A final database case study we looked at was Ted Nelson and Project Xanadu which is his 55 year project by which he attempted to build a computer network with a simple user interface. Its said that Xanadu will probably never be finished and will continue to be an idealised network which contains many important ideas that will remain to be used. Ted Nelson believes that interactive systems should the user maximum flexibility and not be restricted to a set of choices – limiting users possibilities.
Team, Editorial. ‘The Associative Model | Online Learning’.Learn.geekinterview.com. N.p., 2008. Web. 20 Mar. 2015.
Over Easter, I decided to look back at what Rob had mentioned about Web 2.0 and various other subjects to research more into if we were interested. After the Net Neutrality research, I have been eager to find out and learn more about the history and unknown information of the World Wide Web. I knew that I wouldn’t be able to find out the information I needed without some in depth research. I researched into Bullet Board Systems, USENET and when Web 2.0 met Usenet 1.0.
BBS is a computer server which allows users to connect to the system using a terminal program, and enables them to post, upload, download, IM and much more. This is similar to what our groups are creating for this project as users have to sign up, log in and then post to the home page for everyone to see – even those who aren’t logged in. (Wikipedia)
Usenet is a worldwide Internet discussion system where users read and post messages (articles) to one or more categories – known as newsgroups. Usenet is very similar to BBS and the discussions are threaded just like BBS but the posts are stored on the server sequentially. (Wikipedia)
Bbsdocumentary.com,. ‘The BBS Software Directory’. N.p., 2015. Web. 1 Apr. 2015.
Linux Magazine,. ‘Web 2.0, Meet Usenet 1.0’. N.p., 2015. Web. 1 Apr. 2015.

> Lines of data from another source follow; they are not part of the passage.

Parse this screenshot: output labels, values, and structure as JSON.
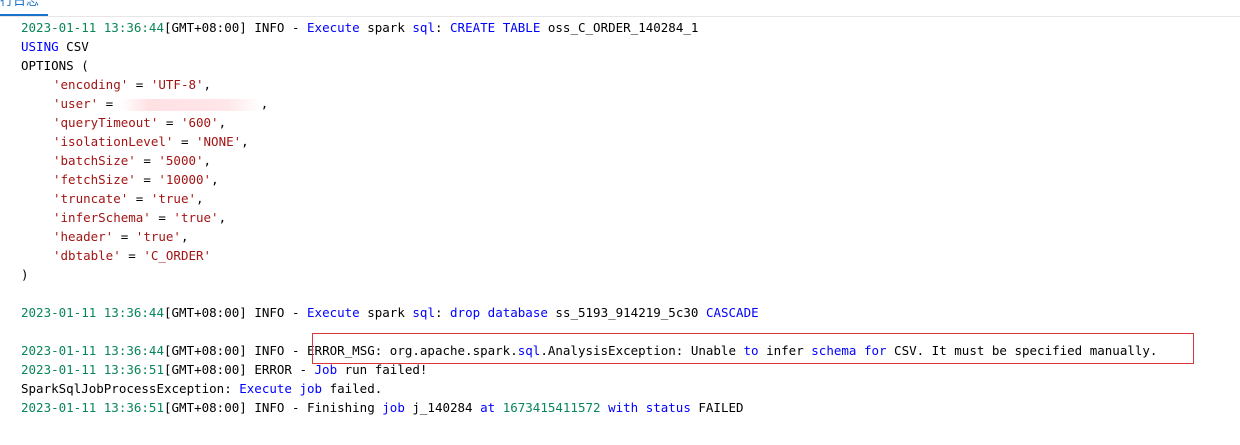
{
  "tab": {
    "label": "行日志"
  },
  "log": {
    "l1": {
      "ts": "2023-01-11 13:36:44",
      "tz": "[GMT+08:00]",
      "level": " INFO - ",
      "w1": "Execute",
      "w2": " spark ",
      "w3": "sql",
      "w4": ": ",
      "w5": "CREATE",
      "w6": " ",
      "w7": "TABLE",
      "w8": " oss_C_ORDER_140284_1"
    },
    "l2": {
      "w1": "USING",
      "w2": " CSV"
    },
    "l3": {
      "w1": "OPTIONS ("
    },
    "options": [
      {
        "key": "'encoding'",
        "eq": " = ",
        "val": "'UTF-8'",
        "end": ","
      },
      {
        "key": "'user'",
        "eq": " = ",
        "val": "",
        "end": ","
      },
      {
        "key": "'queryTimeout'",
        "eq": " = ",
        "val": "'600'",
        "end": ","
      },
      {
        "key": "'isolationLevel'",
        "eq": " = ",
        "val": "'NONE'",
        "end": ","
      },
      {
        "key": "'batchSize'",
        "eq": " = ",
        "val": "'5000'",
        "end": ","
      },
      {
        "key": "'fetchSize'",
        "eq": " = ",
        "val": "'10000'",
        "end": ","
      },
      {
        "key": "'truncate'",
        "eq": " = ",
        "val": "'true'",
        "end": ","
      },
      {
        "key": "'inferSchema'",
        "eq": " = ",
        "val": "'true'",
        "end": ","
      },
      {
        "key": "'header'",
        "eq": " = ",
        "val": "'true'",
        "end": ","
      },
      {
        "key": "'dbtable'",
        "eq": " = ",
        "val": "'C_ORDER'",
        "end": ""
      }
    ],
    "close_paren": ")",
    "l15": {
      "ts": "2023-01-11 13:36:44",
      "tz": "[GMT+08:00]",
      "level": " INFO - ",
      "w1": "Execute",
      "w2": " spark ",
      "w3": "sql",
      "w4": ": ",
      "w5": "drop",
      "w6": " ",
      "w7": "database",
      "w8": " ss_5193_914219_5c30 ",
      "w9": "CASCADE"
    },
    "l17": {
      "ts": "2023-01-11 13:36:44",
      "tz": "[GMT+08:00]",
      "level": " INFO - ",
      "w1": "ERROR_MSG: org.apache.spark.",
      "w2": "sql",
      "w3": ".AnalysisException: Unable ",
      "w4": "to",
      "w5": " infer ",
      "w6": "schema",
      "w7": " ",
      "w8": "for",
      "w9": " CSV. It must be specified manually."
    },
    "l18": {
      "ts": "2023-01-11 13:36:51",
      "tz": "[GMT+08:00]",
      "level": " ERROR - ",
      "w1": "Job",
      "w2": " run failed!"
    },
    "l19": {
      "w1": "SparkSqlJobProcessException: ",
      "w2": "Execute",
      "w3": " ",
      "w4": "job",
      "w5": " failed."
    },
    "l20": {
      "ts": "2023-01-11 13:36:51",
      "tz": "[GMT+08:00]",
      "level": " INFO - Finishing ",
      "w1": "job",
      "w2": " j_140284 ",
      "w3": "at",
      "w4": " 1673415411572 ",
      "w5": "with",
      "w6": " ",
      "w7": "status",
      "w8": " FAILED"
    }
  },
  "colors": {
    "timestamp": "#098658",
    "keyword": "#0000ff",
    "string": "#a31515",
    "tab_accent": "#1a73c8",
    "error_box": "#d9363e"
  }
}
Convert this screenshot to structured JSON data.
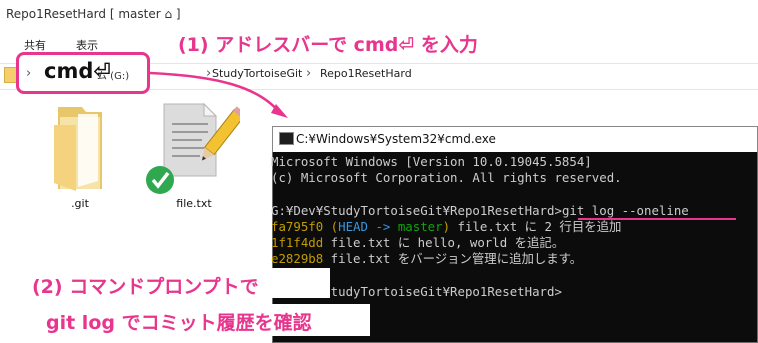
{
  "explorer": {
    "title": "Repo1ResetHard [ master ⌂ ]",
    "ribbon_tabs": [
      "共有",
      "表示"
    ],
    "address_typed": "cmd⏎",
    "address_drive_label": "ム (G:)",
    "breadcrumbs": [
      "StudyTortoiseGit",
      "Repo1ResetHard"
    ],
    "items": [
      {
        "name": ".git",
        "icon": "folder-icon"
      },
      {
        "name": "file.txt",
        "icon": "text-file-icon"
      }
    ]
  },
  "cmd": {
    "title": "C:¥Windows¥System32¥cmd.exe",
    "banner_line1": "Microsoft Windows [Version 10.0.19045.5854]",
    "banner_line2": "(c) Microsoft Corporation. All rights reserved.",
    "prompt1": "G:¥Dev¥StudyTortoiseGit¥Repo1ResetHard>",
    "command": "git log --oneline",
    "log": [
      {
        "hash": "fa795f0",
        "refs_open": " (",
        "head": "HEAD -> ",
        "branch": "master",
        "refs_close": ")",
        "message": " file.txt に 2 行目を追加"
      },
      {
        "hash": "1f1f4dd",
        "message": " file.txt に hello, world を追記。"
      },
      {
        "hash": "e2829b8",
        "message": " file.txt をバージョン管理に追加します。"
      }
    ],
    "prompt2": "G:¥Dev¥StudyTortoiseGit¥Repo1ResetHard>"
  },
  "annotations": {
    "step1": "(1) アドレスバーで cmd⏎ を入力",
    "step2_line1": "(2) コマンドプロンプトで",
    "step2_line2": "git log でコミット履歴を確認"
  },
  "colors": {
    "annotation": "#e8358e",
    "hash": "#c19c00",
    "head_ref": "#3a96dd",
    "branch_ref": "#13a10e"
  }
}
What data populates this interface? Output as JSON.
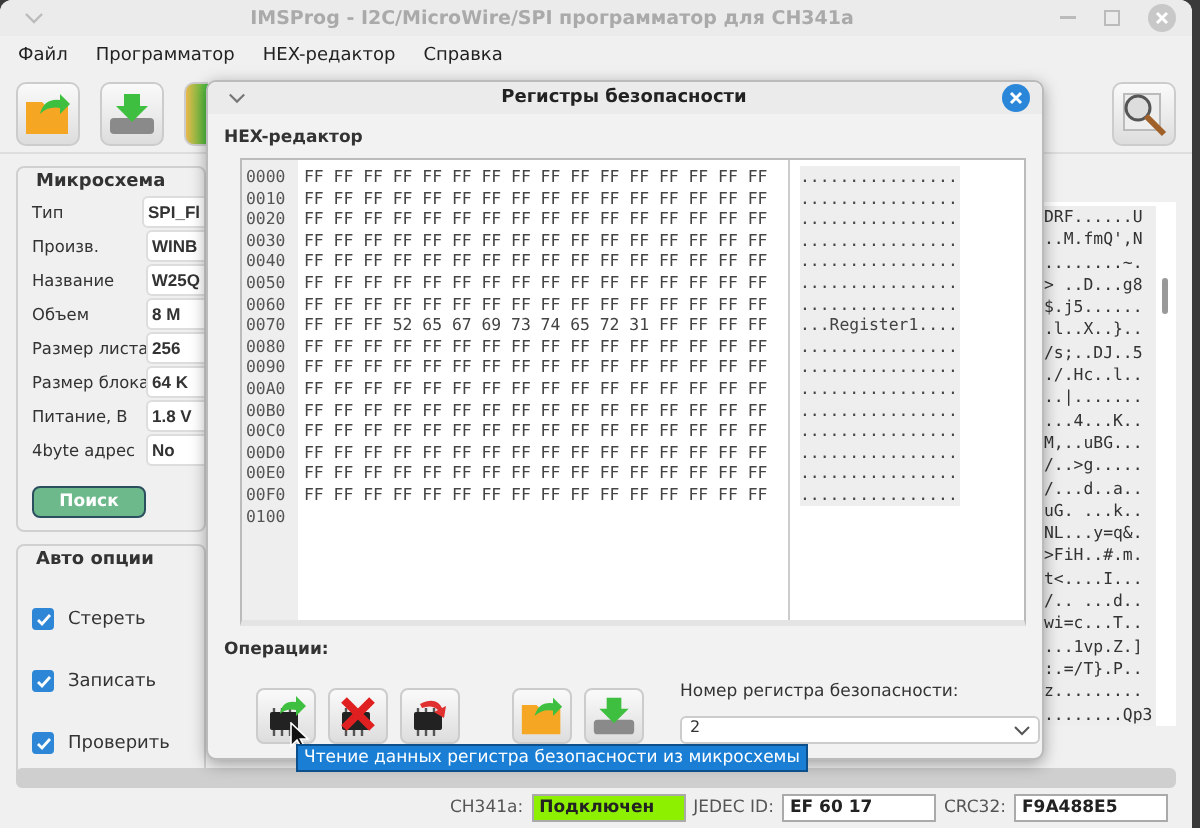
{
  "window": {
    "title": "IMSProg - I2C/MicroWire/SPI программатор для CH341a"
  },
  "menu": [
    "Файл",
    "Программатор",
    "HEX-редактор",
    "Справка"
  ],
  "chip": {
    "title": "Микросхема",
    "fields": [
      {
        "label": "Тип",
        "value": "SPI_Fl"
      },
      {
        "label": "Произв.",
        "value": "WINB"
      },
      {
        "label": "Название",
        "value": "W25Q"
      },
      {
        "label": "Объем",
        "value": "8 M"
      },
      {
        "label": "Размер листа",
        "value": "256"
      },
      {
        "label": "Размер блока",
        "value": "64 K"
      },
      {
        "label": "Питание, В",
        "value": "1.8 V"
      },
      {
        "label": "4byte адрес",
        "value": "No"
      }
    ],
    "search_button": "Поиск"
  },
  "auto_options": {
    "title": "Авто опции",
    "options": [
      {
        "label": "Стереть",
        "checked": true
      },
      {
        "label": "Записать",
        "checked": true
      },
      {
        "label": "Проверить",
        "checked": true
      }
    ]
  },
  "main_ascii": [
    "DRF......U",
    "..M.fmQ',N",
    "........~.",
    "> ..D...g8",
    "$.j5......",
    ".l..X..}..",
    "/s;..DJ..5",
    "./.Hc..l..",
    "..|.......",
    "...4...K..",
    "M,..uBG...",
    "/..>g.....",
    "/...d..a..",
    "uG. ...k..",
    "NL...y=q&.",
    ">FiH..#.m.",
    "t<....I...",
    "/.. ...d..",
    "wi=c...T..",
    "...1vp.Z.]",
    ":.=/T}.P..",
    "z.........",
    "........Qp3"
  ],
  "status_bar": {
    "programmer_label": "CH341a:",
    "connection": "Подключен",
    "connected": true,
    "jedec_label": "JEDEC ID:",
    "jedec": "EF 60 17",
    "crc_label": "CRC32:",
    "crc": "F9A488E5"
  },
  "dialog": {
    "title": "Регистры безопасности",
    "hex_title": "HEX-редактор",
    "hex_rows": [
      {
        "address": "0000",
        "bytes": "FF FF FF FF FF FF FF FF FF FF FF FF FF FF FF FF"
      },
      {
        "address": "0010",
        "bytes": "FF FF FF FF FF FF FF FF FF FF FF FF FF FF FF FF"
      },
      {
        "address": "0020",
        "bytes": "FF FF FF FF FF FF FF FF FF FF FF FF FF FF FF FF"
      },
      {
        "address": "0030",
        "bytes": "FF FF FF FF FF FF FF FF FF FF FF FF FF FF FF FF"
      },
      {
        "address": "0040",
        "bytes": "FF FF FF FF FF FF FF FF FF FF FF FF FF FF FF FF"
      },
      {
        "address": "0050",
        "bytes": "FF FF FF FF FF FF FF FF FF FF FF FF FF FF FF FF"
      },
      {
        "address": "0060",
        "bytes": "FF FF FF FF FF FF FF FF FF FF FF FF FF FF FF FF"
      },
      {
        "address": "0070",
        "bytes": "FF FF FF 52 65 67 69 73 74 65 72 31 FF FF FF FF"
      },
      {
        "address": "0080",
        "bytes": "FF FF FF FF FF FF FF FF FF FF FF FF FF FF FF FF"
      },
      {
        "address": "0090",
        "bytes": "FF FF FF FF FF FF FF FF FF FF FF FF FF FF FF FF"
      },
      {
        "address": "00A0",
        "bytes": "FF FF FF FF FF FF FF FF FF FF FF FF FF FF FF FF"
      },
      {
        "address": "00B0",
        "bytes": "FF FF FF FF FF FF FF FF FF FF FF FF FF FF FF FF"
      },
      {
        "address": "00C0",
        "bytes": "FF FF FF FF FF FF FF FF FF FF FF FF FF FF FF FF"
      },
      {
        "address": "00D0",
        "bytes": "FF FF FF FF FF FF FF FF FF FF FF FF FF FF FF FF"
      },
      {
        "address": "00E0",
        "bytes": "FF FF FF FF FF FF FF FF FF FF FF FF FF FF FF FF"
      },
      {
        "address": "00F0",
        "bytes": "FF FF FF FF FF FF FF FF FF FF FF FF FF FF FF FF"
      },
      {
        "address": "0100",
        "bytes": ""
      }
    ],
    "ascii_rows": [
      "................",
      "................",
      "................",
      "................",
      "................",
      "................",
      "................",
      "...Register1....",
      "................",
      "................",
      "................",
      "................",
      "................",
      "................",
      "................",
      "................"
    ],
    "operations_label": "Операции:",
    "register_label": "Номер регистра безопасности:",
    "register_value": "2",
    "tooltip": "Чтение данных регистра безопасности из микросхемы"
  }
}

Wikipedia,. ‘Bulletin Board System’. N.p., 2015. Web. 1 Apr. 2015.
Wikipedia,. ‘Usenet’. N.p., 2015. Web. 1 Apr. 2015.